Today we saw completion of our second Summer Orientation And Registration (SOAR) session. During these two-day events, incoming McMurry students learn all about college life at McMurry and get their schedules set for the fall semester.
So where do we stand, now that we are half way through the registration process (there is another SOAR and a good number of students always register at the beginning of school)? We have 27 students in the first BIMS course – BIMS 1300 Introduction to Scientific Research. This course introduces students to looking at science and studying life science in a new and engaging way. If we keep on the current track, we should see at least a 50% increase in BIMS majors this year, proof that our approach is gaining momentum and students are “buying in” to our new way of teaching.

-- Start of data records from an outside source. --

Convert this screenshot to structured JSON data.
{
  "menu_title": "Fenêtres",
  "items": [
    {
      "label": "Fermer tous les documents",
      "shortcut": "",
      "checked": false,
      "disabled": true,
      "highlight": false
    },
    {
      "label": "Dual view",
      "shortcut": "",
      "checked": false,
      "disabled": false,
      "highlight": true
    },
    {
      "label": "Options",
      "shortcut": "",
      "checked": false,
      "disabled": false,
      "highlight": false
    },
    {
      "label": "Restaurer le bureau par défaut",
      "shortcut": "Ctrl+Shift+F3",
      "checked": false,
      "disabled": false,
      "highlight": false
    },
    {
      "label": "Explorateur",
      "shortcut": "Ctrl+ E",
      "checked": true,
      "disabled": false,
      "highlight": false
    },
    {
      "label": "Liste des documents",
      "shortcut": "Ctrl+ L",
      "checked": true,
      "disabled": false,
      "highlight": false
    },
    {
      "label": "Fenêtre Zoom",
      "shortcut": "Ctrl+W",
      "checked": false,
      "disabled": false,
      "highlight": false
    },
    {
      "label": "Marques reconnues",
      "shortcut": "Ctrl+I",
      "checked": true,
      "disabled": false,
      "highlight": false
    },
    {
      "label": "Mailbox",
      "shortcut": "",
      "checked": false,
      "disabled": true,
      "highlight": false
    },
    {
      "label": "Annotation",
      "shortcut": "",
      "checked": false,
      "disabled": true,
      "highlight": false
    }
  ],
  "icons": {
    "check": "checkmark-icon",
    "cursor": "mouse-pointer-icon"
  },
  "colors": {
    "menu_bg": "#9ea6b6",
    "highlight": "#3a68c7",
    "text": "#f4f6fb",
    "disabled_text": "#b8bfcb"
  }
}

How are the other freshman-year Biology courses doing? There are 18 signed up for the BIOL 1301 Unicellular Organisms class, which is offered both fall and spring. BIMS majors must take this with the BIMS 1101 Unicellular Lab, which is only offered in the spring, so it is a good bet that many of these are Biology majors instead of BIMS majors. Botany (the first course for BS in Biology majors) has 24 enrolled, while the Human Anatomy & Physiology I course sits at 60 right now. This course is needed for Nursing, Exercise Science, and Life Sciences majors. These are exciting times for our BIMS/Biology faculty!
What does this tell us? At this point, it appears 1 in every 4-5 freshman students enrolling at McMurry this fall has an interest in a Biology Department program. With so many of the predicted “hot jobs” of the future centered in healthcare, biotech/forensics, the environment, and medical research, it is not surprising that so many of our students gravitate toward them. BIMS was a program whose time had come, and our offering this exciting program says we’re preparing students for prosperous and successful futures!
We took delivery yesterday on a new high-speed centrifuge. Our old one, purchased in 1996, put on quite a fireworks display a month or so ago and had to be put out to pasture. The new one allows us to diversify our work a bit – swinging bucket rotor for 1 ml tubes, capacity for 250 ml bottles, etc.
The centrifuge is just one of several purchases to be made this summer – a Nanodrop spectrophotometer, another tissue culture hood, gel documentation system. They follow a monumental year at McMurry in which we received a Li-COR GEMF Grant for a DNA sequencer, and purchased a variety of new equipment to outfit the molecular biology, genetics, and microbiology effort of the BIMS program. As mentioned in an earlier post, we want our graduates to have experience with the equipment they will encounter in research, in medicine, in the workplace. Hands-on experience teaches much better than theory on a chalkboard.
Our desire to impact “every student, every day” means these instruments will be used in a variety of classes by every student – not just a privileged few who go the extra mile in one-on-one research with faculty. McMurry believes in the direction the BIMS program is headed and is willing to invest, even when times are tough.